* Task to complete: Tell me, please, how many lines in the records below include the word "成绩标识码". Give no more than the number.

Saved entries:
——————————
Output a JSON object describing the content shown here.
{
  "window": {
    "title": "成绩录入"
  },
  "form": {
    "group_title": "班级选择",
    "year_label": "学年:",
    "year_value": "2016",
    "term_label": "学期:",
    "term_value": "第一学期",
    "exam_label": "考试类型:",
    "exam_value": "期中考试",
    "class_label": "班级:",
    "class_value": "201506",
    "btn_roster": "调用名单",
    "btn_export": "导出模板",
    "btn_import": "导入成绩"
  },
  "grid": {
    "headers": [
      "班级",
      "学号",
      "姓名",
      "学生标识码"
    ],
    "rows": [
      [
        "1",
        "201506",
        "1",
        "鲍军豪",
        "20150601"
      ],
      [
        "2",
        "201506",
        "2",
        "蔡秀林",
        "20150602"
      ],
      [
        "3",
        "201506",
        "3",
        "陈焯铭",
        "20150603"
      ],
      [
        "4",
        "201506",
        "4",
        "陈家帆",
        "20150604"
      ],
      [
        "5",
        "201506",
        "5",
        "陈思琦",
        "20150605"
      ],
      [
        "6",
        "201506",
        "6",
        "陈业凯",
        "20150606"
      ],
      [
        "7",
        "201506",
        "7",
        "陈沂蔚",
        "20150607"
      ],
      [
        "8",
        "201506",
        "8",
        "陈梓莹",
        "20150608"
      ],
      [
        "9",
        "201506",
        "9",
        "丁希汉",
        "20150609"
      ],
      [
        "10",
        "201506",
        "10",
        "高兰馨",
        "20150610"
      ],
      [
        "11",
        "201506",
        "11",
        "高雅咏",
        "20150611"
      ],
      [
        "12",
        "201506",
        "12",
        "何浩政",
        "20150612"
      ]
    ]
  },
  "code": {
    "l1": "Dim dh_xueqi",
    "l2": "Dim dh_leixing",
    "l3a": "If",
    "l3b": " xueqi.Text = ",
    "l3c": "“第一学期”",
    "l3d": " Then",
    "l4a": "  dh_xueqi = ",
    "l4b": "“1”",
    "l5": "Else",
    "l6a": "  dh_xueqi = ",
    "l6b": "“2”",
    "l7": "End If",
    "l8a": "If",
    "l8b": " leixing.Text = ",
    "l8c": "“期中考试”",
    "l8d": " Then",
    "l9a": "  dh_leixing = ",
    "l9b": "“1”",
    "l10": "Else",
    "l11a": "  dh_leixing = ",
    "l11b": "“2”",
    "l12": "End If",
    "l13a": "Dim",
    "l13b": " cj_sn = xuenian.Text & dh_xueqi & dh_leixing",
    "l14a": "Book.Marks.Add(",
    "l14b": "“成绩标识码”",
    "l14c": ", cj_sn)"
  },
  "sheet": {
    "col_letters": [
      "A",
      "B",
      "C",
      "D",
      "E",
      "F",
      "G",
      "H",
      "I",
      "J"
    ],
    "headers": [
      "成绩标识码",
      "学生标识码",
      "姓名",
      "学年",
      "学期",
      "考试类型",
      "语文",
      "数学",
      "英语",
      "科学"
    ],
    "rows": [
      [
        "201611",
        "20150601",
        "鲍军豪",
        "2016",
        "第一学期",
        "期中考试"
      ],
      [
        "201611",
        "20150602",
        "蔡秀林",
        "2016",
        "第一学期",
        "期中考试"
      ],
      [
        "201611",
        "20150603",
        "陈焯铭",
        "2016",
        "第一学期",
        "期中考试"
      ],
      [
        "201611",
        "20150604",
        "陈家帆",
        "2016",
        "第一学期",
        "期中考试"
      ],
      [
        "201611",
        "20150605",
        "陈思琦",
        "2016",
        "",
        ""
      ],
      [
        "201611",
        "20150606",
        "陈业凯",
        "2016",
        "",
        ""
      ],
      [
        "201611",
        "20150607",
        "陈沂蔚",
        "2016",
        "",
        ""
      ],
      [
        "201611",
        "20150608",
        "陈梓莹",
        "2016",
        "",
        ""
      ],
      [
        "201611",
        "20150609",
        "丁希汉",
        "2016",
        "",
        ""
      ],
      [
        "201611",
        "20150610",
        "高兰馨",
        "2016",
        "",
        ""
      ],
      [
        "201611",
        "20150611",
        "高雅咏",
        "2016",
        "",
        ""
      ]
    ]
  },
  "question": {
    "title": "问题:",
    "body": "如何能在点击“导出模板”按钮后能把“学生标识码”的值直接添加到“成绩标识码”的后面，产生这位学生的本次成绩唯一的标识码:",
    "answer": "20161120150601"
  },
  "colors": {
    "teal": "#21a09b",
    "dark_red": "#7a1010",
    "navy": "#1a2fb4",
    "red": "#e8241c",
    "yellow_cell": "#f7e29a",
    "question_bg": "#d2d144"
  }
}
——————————
* Task result: 3